Standardized testing is apparently oppressive now. What are these students going to do when they’re confronted with reality in the real world?

Campus Reform reports.

‘BlackOut’ student protesters demand end to ‘oppressive’ standardized testing

Protesters interrupted the University of Wisconsin system’s Board of Regents meeting for a third time last week, demanding the end of “blatantly oppressive” standardized testing.

The group of about 40 students, who call themselves “BlackOut,” stood up an hour into the meeting and began loudly chanting, “Ashé,” a Nigerian word referring to the creative power of an artist to make something happen, with others responding, “Power!”

Following the chants, Misha Johnson, a student at UW-Madison, began by telling the Board about her experience of racial discrimination against Native Americans. As she became emotional, the group supported her by chanting, “Ashé!
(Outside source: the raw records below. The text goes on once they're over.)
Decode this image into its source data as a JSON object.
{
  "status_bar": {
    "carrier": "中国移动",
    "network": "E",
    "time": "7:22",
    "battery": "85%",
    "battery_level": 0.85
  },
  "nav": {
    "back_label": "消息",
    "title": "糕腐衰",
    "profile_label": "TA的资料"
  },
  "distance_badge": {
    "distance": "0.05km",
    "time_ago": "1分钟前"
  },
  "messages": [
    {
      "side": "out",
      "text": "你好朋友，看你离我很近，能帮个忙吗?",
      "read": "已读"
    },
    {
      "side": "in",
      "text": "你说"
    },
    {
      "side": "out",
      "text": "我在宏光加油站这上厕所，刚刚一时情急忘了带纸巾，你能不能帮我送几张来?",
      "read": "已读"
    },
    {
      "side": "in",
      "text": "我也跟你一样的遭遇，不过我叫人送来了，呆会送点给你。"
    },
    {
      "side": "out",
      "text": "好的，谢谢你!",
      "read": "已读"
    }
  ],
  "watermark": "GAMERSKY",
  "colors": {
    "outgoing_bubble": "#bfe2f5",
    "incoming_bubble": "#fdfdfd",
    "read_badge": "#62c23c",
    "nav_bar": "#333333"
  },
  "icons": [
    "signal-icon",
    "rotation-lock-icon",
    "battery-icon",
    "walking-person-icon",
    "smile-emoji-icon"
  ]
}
Power,” and snapped their fingers.

After composing herself, Johnson continued by claiming that several students interrupted a healing circle by mocking the participants with, “fake war whoops and calls at us…as if that was my real culture… How do you expect marginalized students to feel welcome here when things like that happen?”
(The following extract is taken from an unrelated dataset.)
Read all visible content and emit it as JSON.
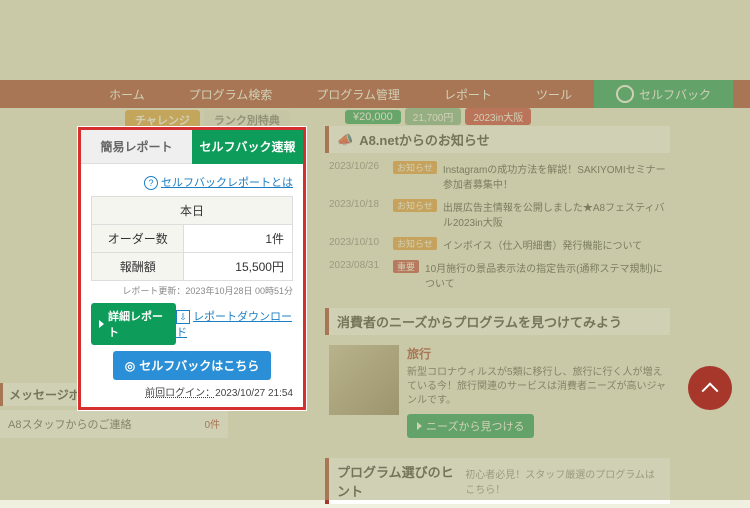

Meredith McGlone, UW-Madison’s Director of News and Media Relations, later called the incident, “‘deeply disturbing’ to both the participants of the healing circle and also the entire UW-Madison community”, and encouraged any students who know anything about the incident to report it.

The next student recited BlackOut’s list of demands, which include having the president admit the failure of the school’s diversity, creating new mandatory racial awareness and inclusion curriculum and trainings, hiring more colored mental health professionals, and the creation of a diversity task force.